Since Simchas Bais Hashoeva is the preparation and cause to the joy of Shemini Atzeres and Simchas Torah; and the joy of Simchas Torah is connected with the idea of Torah — it is now the appropriate time to once again encourage and urge everyone to unite all Jews through each one purchasing a letter in a Sefer Torah.

The idea of this is not that people can thereby fulfill the mitzvah of writing a Sefer Torah for oneself. The idea of this Sefer Torah is to unite all Jews in an eternal bond. Hence, unlike fulfilling the mitzvah of writing a Sefer Torah, where it is better if the individual who wishes to perform this mitzvah pays the entire cost himself (and since it is very expensive it has become customary that more than one person combine together to share the cost) — in this case, the more people who participate the better. The aim of this Sefer Torah is to unite each and every Jew into one entity. Thus the more people who participate in the writing of each Sefer Torah (through buying a letter), the more Jews are united.

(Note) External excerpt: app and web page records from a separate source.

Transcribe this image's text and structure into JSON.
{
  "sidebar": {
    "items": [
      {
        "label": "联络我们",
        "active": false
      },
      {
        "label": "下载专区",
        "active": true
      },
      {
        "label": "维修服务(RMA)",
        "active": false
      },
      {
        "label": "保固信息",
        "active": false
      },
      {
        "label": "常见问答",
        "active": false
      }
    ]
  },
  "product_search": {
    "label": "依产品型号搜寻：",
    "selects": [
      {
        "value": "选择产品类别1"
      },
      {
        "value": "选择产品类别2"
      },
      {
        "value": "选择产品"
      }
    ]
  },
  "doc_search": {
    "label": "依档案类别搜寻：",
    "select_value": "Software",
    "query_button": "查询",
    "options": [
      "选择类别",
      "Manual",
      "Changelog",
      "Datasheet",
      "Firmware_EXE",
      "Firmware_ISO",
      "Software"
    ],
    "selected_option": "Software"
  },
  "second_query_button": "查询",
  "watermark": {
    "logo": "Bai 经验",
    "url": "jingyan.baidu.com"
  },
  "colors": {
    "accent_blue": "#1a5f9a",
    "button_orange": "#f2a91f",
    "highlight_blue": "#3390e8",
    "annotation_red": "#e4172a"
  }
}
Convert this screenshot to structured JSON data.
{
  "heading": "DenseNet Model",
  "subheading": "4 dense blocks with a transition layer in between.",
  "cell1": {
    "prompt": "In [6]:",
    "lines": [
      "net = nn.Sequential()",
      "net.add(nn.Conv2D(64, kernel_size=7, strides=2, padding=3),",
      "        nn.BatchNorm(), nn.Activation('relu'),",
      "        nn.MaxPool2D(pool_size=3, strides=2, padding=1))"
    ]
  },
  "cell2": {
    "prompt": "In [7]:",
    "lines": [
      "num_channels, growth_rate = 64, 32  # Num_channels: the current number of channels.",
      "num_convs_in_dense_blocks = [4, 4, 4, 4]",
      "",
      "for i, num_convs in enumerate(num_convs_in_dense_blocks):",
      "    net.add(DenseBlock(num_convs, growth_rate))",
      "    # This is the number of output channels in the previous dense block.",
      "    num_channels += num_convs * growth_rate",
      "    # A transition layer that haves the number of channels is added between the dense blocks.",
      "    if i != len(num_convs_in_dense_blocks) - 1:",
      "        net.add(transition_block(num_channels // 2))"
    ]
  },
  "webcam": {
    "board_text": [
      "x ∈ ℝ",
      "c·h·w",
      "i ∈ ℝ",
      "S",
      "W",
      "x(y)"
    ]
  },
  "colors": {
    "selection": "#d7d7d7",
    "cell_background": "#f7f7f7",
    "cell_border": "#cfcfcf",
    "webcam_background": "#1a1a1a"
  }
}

A Sefer Torah contains 304,805 letters, and therefore hundreds and thousands of Jews can participate in one Sefer Torah.

Furthermore, since there are different customs in the exact configuration of the letters, Ashkenazic, Sefardic, Lurianic etc., — “and these and these are the words of the living G‑d” — more than one Sefer Torah should be written according to the different customs. (Children can also participate in these Sifrei Torah.)

The auspicious time of Hosha’ana Rabbah is the appropriate time to make good resolutions in the Sefer Torah campaign. Each person must endeavor to do everything possible to ensure that all Jews are united through participating in the writing of a Sefer Torah. Each extra Jew who purchases a letter adds greater perfection to the entire Sefer Torah, for a Sefer Torah is only complete when all the letters are present.

4. Now is also the place to talk of the idea of the ‘whole land’ (that all of Eretz Yisroel belongs to Jews). Although the Yetzer Hora (the Evil Inclination) “contrives schemes” to do things against a person’s true will — in this case to give back parts of “the land which... the eyes of the L‑rd your G‑d are on it from the beginning of the year until the end of the year” — such schemes “will be foiled. And (it may) conspire a plot but it will not materialize, for G‑d is with us!”

In other words, all undesirable things in the past are null and void. Hence, although Jews are in exile, their situation is such that “all the Jews had light in their dwelling places.” Even while still in the darkness of exile, we celebrate Simchas Bais Hashoeva with boundless joy.

We are in the time of celebration of Simchas Bais Hashoeva, with King Dovid as the ‘Guest.’ Of him it states: ‘King Dovid is alive and endures’ (even now), and he is King of all Israel. We will surely see the end of the exile very soon, and go to welcome our righteous Moshiach. We will go together with the complete Sifrei Torah, together with all Jews who have participated in their writing, and together with those who will participate after Moshiach’s coming. For since these Sifrei Torah have already been started, then, even when Moshiach comes before they are finished, they will surely be completed after his coming. The entire Sefer Torah is encompassed in the ‘potential’ of the beginning of the Sefer Torah, the letter ‘Bais’ of the first word “Bereishis” (‘In the beginning’). Hence, those who will participate after Moshiach’s coming, are also associated with these Sifrei Torah, since the entire Sefer Torah is encompassed in its beginning.

When all Jews are united, they are assured of the fulfillment of the promise “Bless us our Father ... in the light of Your countenance.” The meaning of “in the light of the countenance of the living king” refers to the life in this world, and in the world to come. Especially since both of today’s ‘Guests’ have a connection to life in this world. Of King Dovid it states: ‘King David lives and endures,” even now. And the Rebbe Rashab, before he passed away, said: ‘I am going to Heaven, and (my) writings I leave to you.” That is, through learning the Rebbe Rashab’s works, we are united with him.